Swabhiman, though is in planning stage, has some assured benefits for the common man. A common man can now be included in the organized financial sector without the tedious paperwork.  It will not only ensure availing of a variety of financial services at doorstep but also easy enrolment to all public welfare schemes.

 Reaching out at such a grand scale can face a number of challenges that are meticulous in nature. Ranging from connectivity of handheld devices, geographical connectivity to literacy rate of the population can raise issues in smooth implementation of the program.  But, tackling these challenges and bottlenecks is now expected from Indian Government.

Government has surely come a long way since the days of implementing public welfare schemes without proper consideration of ground level realities. This means, the earlier top down approach of govt. towards development is now becoming more and more area specific approach. Increase in variety of work in MG-NREGA, implementation of SGSY- Special plan, launch of  RIDF from NABARD et al are examples of the recent changes that can be seen regarding change in approach of the govt.. These kind of changes are a proof to Governments increased concern and involvement in solving the individual ground level problems which were earlier oblivious at the centre level.

Thus, with a fool proof plan, GoI is all set to launch Swabhiman that will ensure smiles on the faces of those who are still unbanked.

By Chitra Nayak

Tuesday, December 21, 2010

AP MFI Bill: A Regulation?

In the state of unrest, the MFI bill recently passed in the state of Andhra Pradesh has proved to be a relief for the customers of MF industry.  The bill which clearly defines the collection period and registration rules for MFI branches was passed in December second week in response to complaints over high interest rates, aggressive loan recovery practices and overextended borrowers. So, while the customers rejoice the result, the microfinance institutions are relieved over the state Governments silence on putting a cap on interest rates till now.

It has been pointed out that since the issue of the ordinance two months ago, collections of microfinance institutions in Andhra Pradesh have dropped.  Also, microfinance institutions are also struggling with liquidity crunch due to reduced bank lending and lessened equity infusion in the sector.( Follow the article at:  As quoted in Business Standard- Spandana’s CEO Ms. Padmaja Reddy said that many MFIs will close down their businesses. Operating costs would increase and profits margins would spread thin, she added. The company's recoveries have fallen to 30-50 per cent in the last two months and no fresh group loans have been given. (follow the news at:

While the bill is seen as disturbing to microfinance institutions, it is anticipated by the stakeholders that reduction in the number of repayment collection meetings per month to 1 will reduce a lot of overhead charges of travelling to the client centers which in-turn can either be seen as profit for the institution or, a factor for reducing the overall interest rate.

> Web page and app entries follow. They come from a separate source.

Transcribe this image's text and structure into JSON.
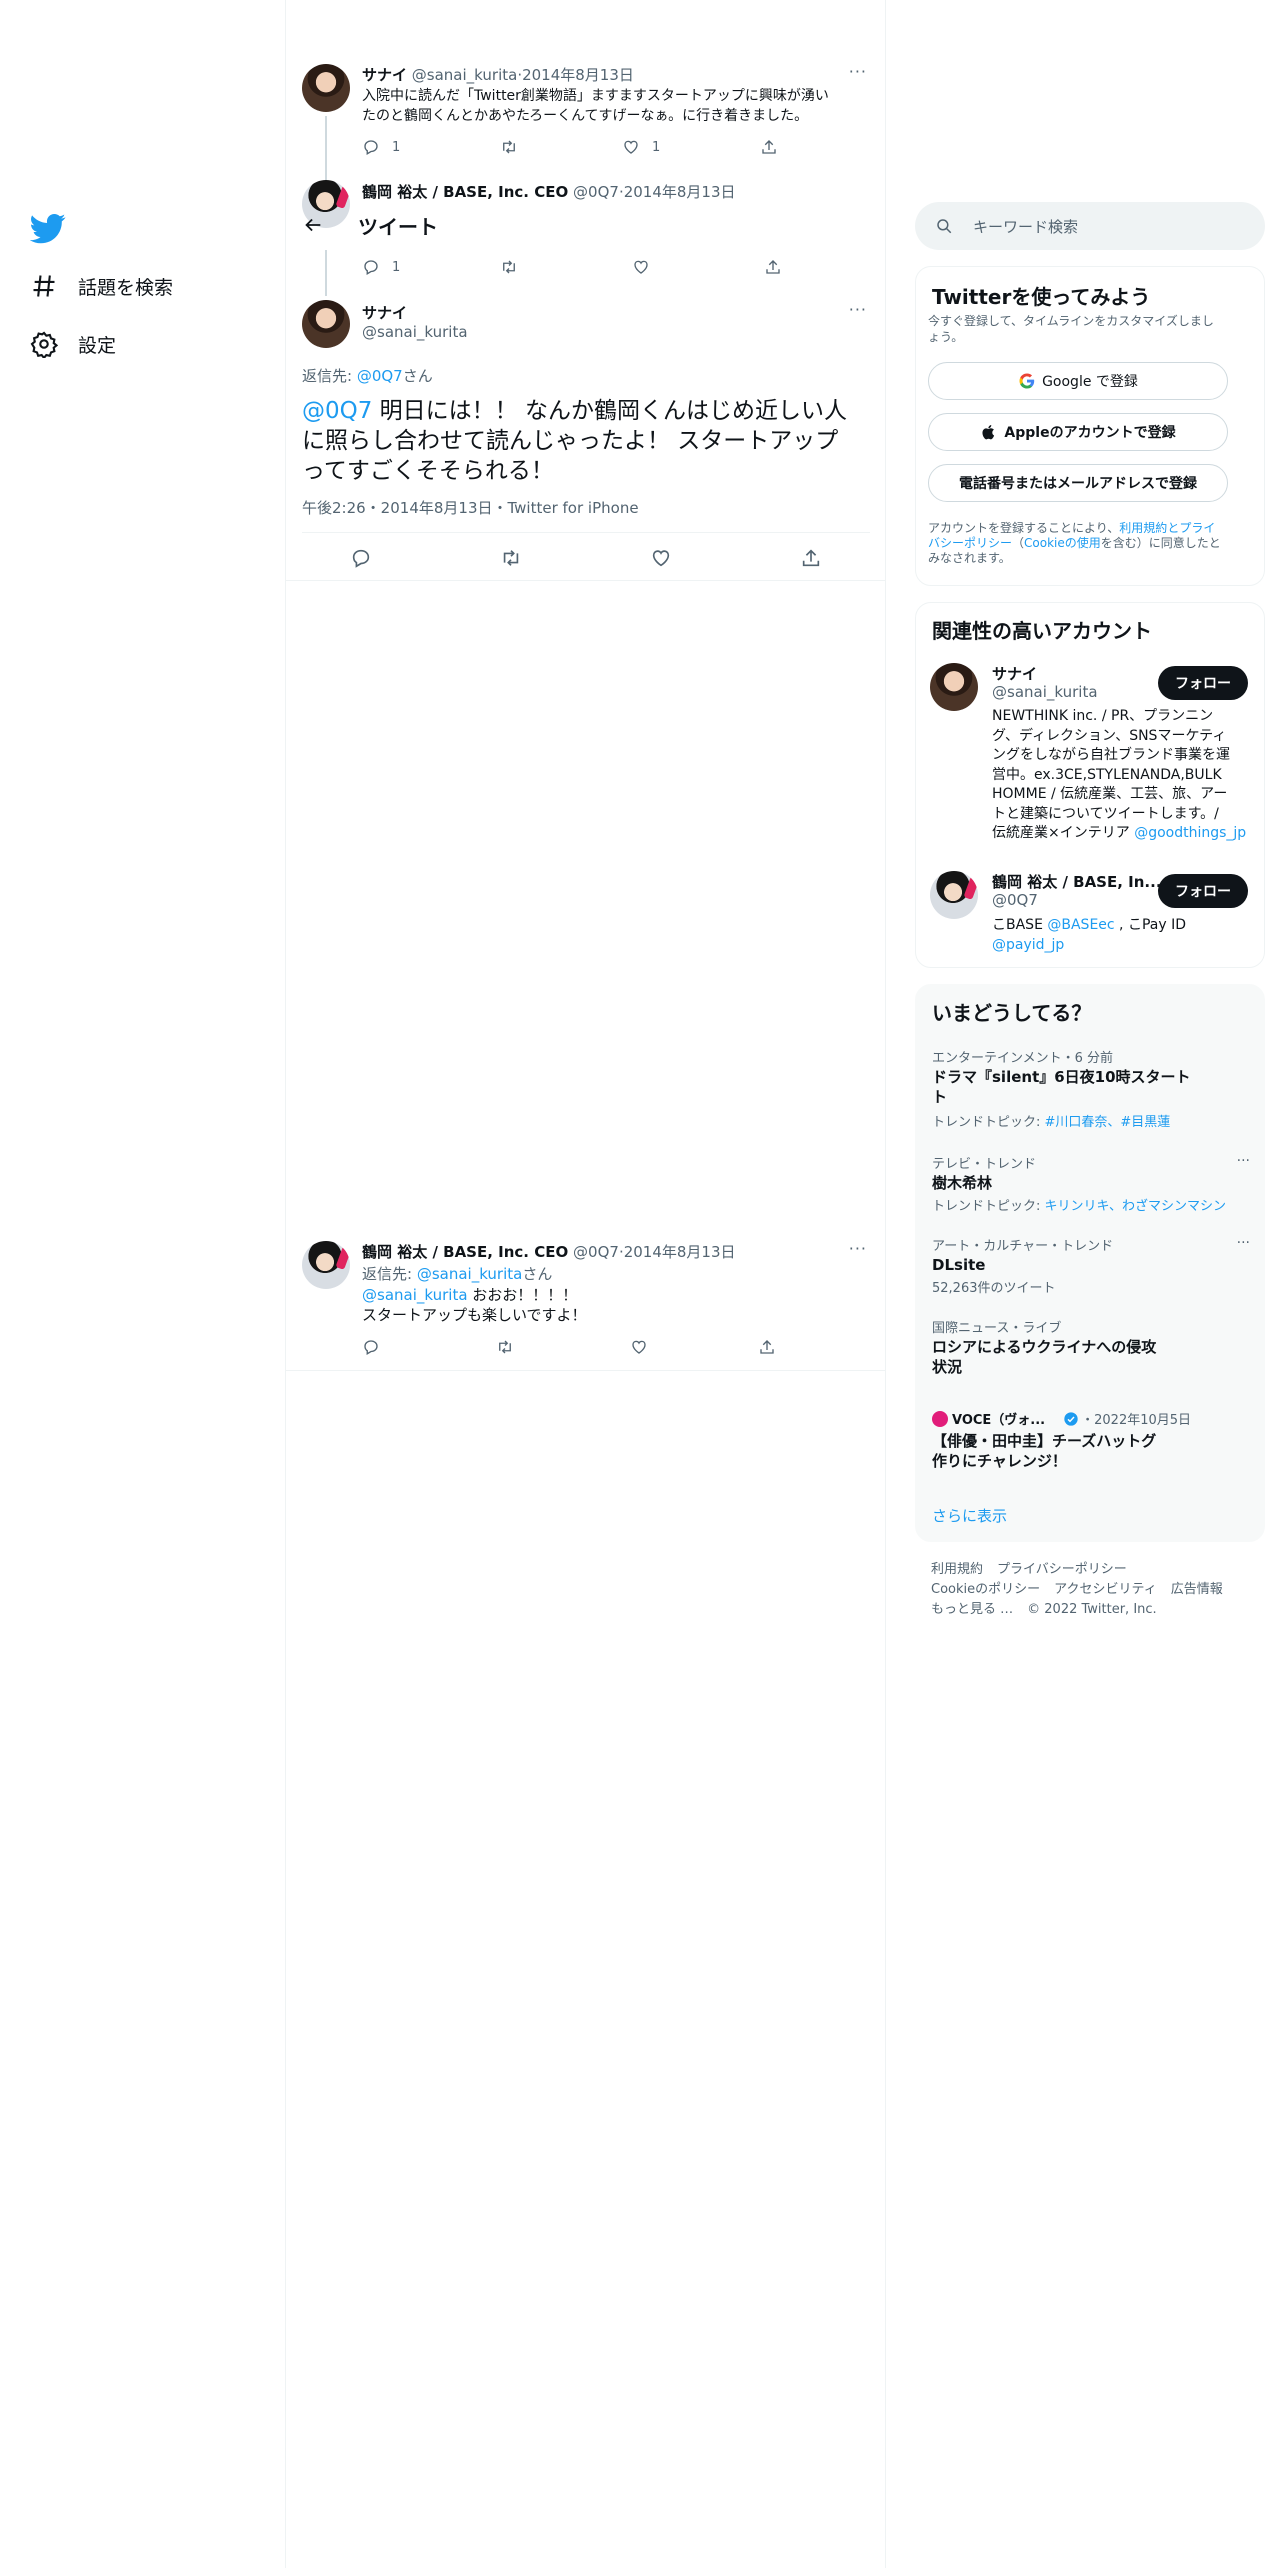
{
  "nav": {
    "explore": "話題を検索",
    "settings": "設定"
  },
  "header": {
    "title": "ツイート"
  },
  "tweet1": {
    "name": "サナイ",
    "handle": "@sanai_kurita",
    "date": "2014年8月13日",
    "line1": "入院中に読んだ「Twitter創業物語」ますますスタートアップに興味が湧い",
    "line2": "たのと鶴岡くんとかあやたろーくんてすげーなぁ。に行き着きました。",
    "reply_count": "1",
    "like_count": "1"
  },
  "tweet2": {
    "name": "鶴岡 裕太 / BASE, Inc. CEO",
    "handle": "@0Q7",
    "date": "2014年8月13日",
    "reply_count": "1"
  },
  "main_tweet": {
    "name": "サナイ",
    "handle": "@sanai_kurita",
    "reply_to_prefix": "返信先: ",
    "reply_to_handle": "@0Q7",
    "reply_to_suffix": "さん",
    "mention": "@0Q7",
    "text1": " 明日には！！ なんか鶴岡くんはじめ近しい人",
    "text2": "に照らし合わせて読んじゃったよ！ スタートアップ",
    "text3": "ってすごくそそられる！",
    "meta": "午後2:26・2014年8月13日・Twitter for iPhone"
  },
  "reply_tweet": {
    "name": "鶴岡 裕太 / BASE, Inc. CEO",
    "handle": "@0Q7",
    "date": "2014年8月13日",
    "reply_to_prefix": "返信先: ",
    "reply_to_handle": "@sanai_kurita",
    "reply_to_suffix": "さん",
    "mention": "@sanai_kurita",
    "text1": " おおお！！！！",
    "text2": "スタートアップも楽しいですよ！"
  },
  "search": {
    "placeholder": "キーワード検索"
  },
  "signup": {
    "title": "Twitterを使ってみよう",
    "subtitle1": "今すぐ登録して、タイムラインをカスタマイズしまし",
    "subtitle2": "ょう。",
    "google": "Google で登録",
    "apple": "Appleのアカウントで登録",
    "phone": "電話番号またはメールアドレスで登録",
    "legal1a": "アカウントを登録することにより、",
    "legal1b": "利用規約",
    "legal1c": "と",
    "legal1d": "プライ",
    "legal2a": "バシーポリシー",
    "legal2b": "（",
    "legal2c": "Cookieの使用",
    "legal2d": "を含む）に同意したと",
    "legal3": "みなされます。"
  },
  "relevant": {
    "title": "関連性の高いアカウント",
    "follow_label": "フォロー",
    "accounts": [
      {
        "name": "サナイ",
        "handle": "@sanai_kurita",
        "bio": [
          "NEWTHINK inc. / PR、プランニン",
          "グ、ディレクション、SNSマーケティ",
          "ングをしながら自社ブランド事業を運",
          "営中。ex.3CE,STYLENANDA,BULK",
          "HOMME / 伝統産業、工芸、旅、アー",
          "トと建築についてツイートします。/",
          "伝統産業×インテリア "
        ],
        "bio_link": "@goodthings_jp"
      },
      {
        "name": "鶴岡 裕太 / BASE, In...",
        "handle": "@0Q7",
        "bio_a": "こBASE ",
        "bio_link1": "@BASEec",
        "bio_b": " , こPay ID",
        "bio_link2": "@payid_jp"
      }
    ]
  },
  "trends": {
    "title": "いまどうしてる？",
    "items": [
      {
        "meta": "エンターテインメント・6 分前",
        "title1": "ドラマ『silent』6日夜10時スタート",
        "title2": "ト",
        "topics_label": "トレンドトピック: ",
        "topics": "#川口春奈、#目黒蓮"
      },
      {
        "meta": "テレビ・トレンド",
        "title1": "樹木希林",
        "topics_label": "トレンドトピック: ",
        "topics": "キリンリキ、わざマシンマシン"
      },
      {
        "meta": "アート・カルチャー・トレンド",
        "title1": "DLsite",
        "count": "52,263件のツイート"
      },
      {
        "meta": "国際ニュース・ライブ",
        "title1": "ロシアによるウクライナへの侵攻",
        "title2": "状況"
      },
      {
        "source": "VOCE（ヴォ...",
        "date": "・2022年10月5日",
        "title1": "【俳優・田中圭】チーズハットグ",
        "title2": "作りにチャレンジ！"
      }
    ],
    "show_more": "さらに表示"
  },
  "footer": {
    "line1": [
      "利用規約",
      "プライバシーポリシー"
    ],
    "line2": [
      "Cookieのポリシー",
      "アクセシビリティ",
      "広告情報"
    ],
    "line3": [
      "もっと見る …",
      "© 2022 Twitter, Inc."
    ]
  },
  "colors": {
    "accent": "#1d9bf0",
    "text": "#0f1419",
    "muted": "#536471",
    "border": "#eff3f4"
  }
}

It is also believed that this bill is, in a way, empowering the clients- especially the rural women.

But the basic questions here go unanswered. Is the bill of transitory nature as was the MFI ordinance that had come out in October this year? Is this bill achieving a win-win situation for both customers and service providers? And the answers here are not so simple. There are a lot of elements at play while we ponder over the state of things.

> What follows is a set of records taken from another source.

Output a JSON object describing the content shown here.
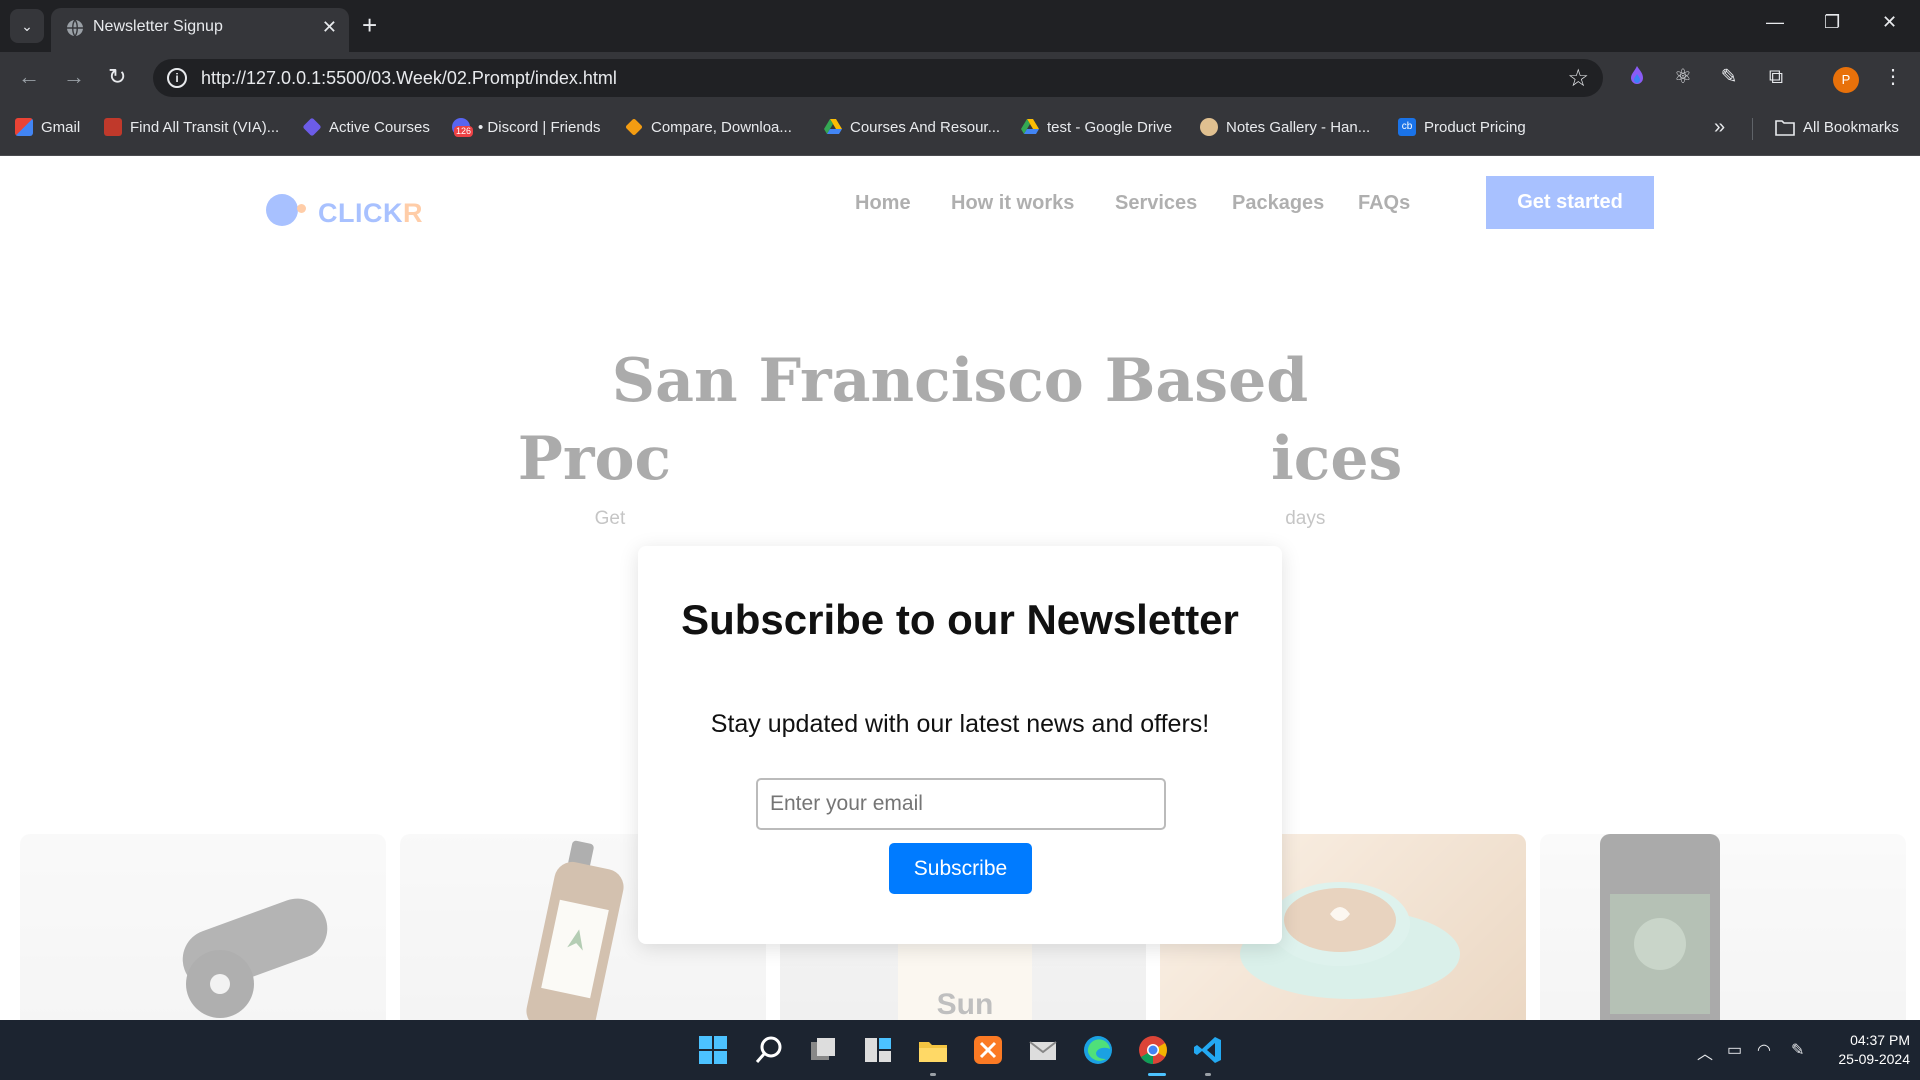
{
  "browser": {
    "tab_title": "Newsletter Signup",
    "url": "http://127.0.0.1:5500/03.Week/02.Prompt/index.html",
    "bookmarks": [
      {
        "label": "Gmail",
        "icon": "gmail-icon",
        "color": "#ea4335"
      },
      {
        "label": "Find All Transit (VIA)...",
        "icon": "transit-icon",
        "color": "#c0392b"
      },
      {
        "label": "Active Courses",
        "icon": "courses-icon",
        "color": "#6c5ce7"
      },
      {
        "label": "• Discord | Friends",
        "icon": "discord-icon",
        "color": "#5865f2"
      },
      {
        "label": "Compare, Downloa...",
        "icon": "compare-icon",
        "color": "#f39c12"
      },
      {
        "label": "Courses And Resour...",
        "icon": "drive-icon",
        "color": "#34a853"
      },
      {
        "label": "test - Google Drive",
        "icon": "drive-icon",
        "color": "#fbbc04"
      },
      {
        "label": "Notes Gallery - Han...",
        "icon": "notes-icon",
        "color": "#e0c090"
      },
      {
        "label": "Product Pricing",
        "icon": "cb-icon",
        "color": "#1a73e8"
      }
    ],
    "discord_badge": "126",
    "all_bookmarks": "All Bookmarks",
    "profile_initial": "P"
  },
  "site": {
    "logo_text": "CLICK",
    "logo_text_accent": "R",
    "nav": [
      "Home",
      "How it works",
      "Services",
      "Packages",
      "FAQs"
    ],
    "cta": "Get started",
    "hero_line1": "San Francisco Based",
    "hero_line2_left": "Proc",
    "hero_line2_right": "ices",
    "hero_sub_left": "Get",
    "hero_sub_right": "days",
    "brand_color": "#1a5cff",
    "accent_color": "#ff7a1a"
  },
  "modal": {
    "title": "Subscribe to our Newsletter",
    "description": "Stay updated with our latest news and offers!",
    "email_placeholder": "Enter your email",
    "button": "Subscribe",
    "button_color": "#007bff"
  },
  "taskbar": {
    "time": "04:37 PM",
    "date": "25-09-2024"
  }
}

A lot of discussions are taking place at state and centre over the scope of bill and its outcomes. Even slightest gestures of customers to political parties are changing the fate of microfinance without knowing. 

I believe, in a move to revolutionize the microfinance industry, a lot of bills and amendments have to be passed before a true balance between social good and profit making is achieved.
-By Chitra Nayak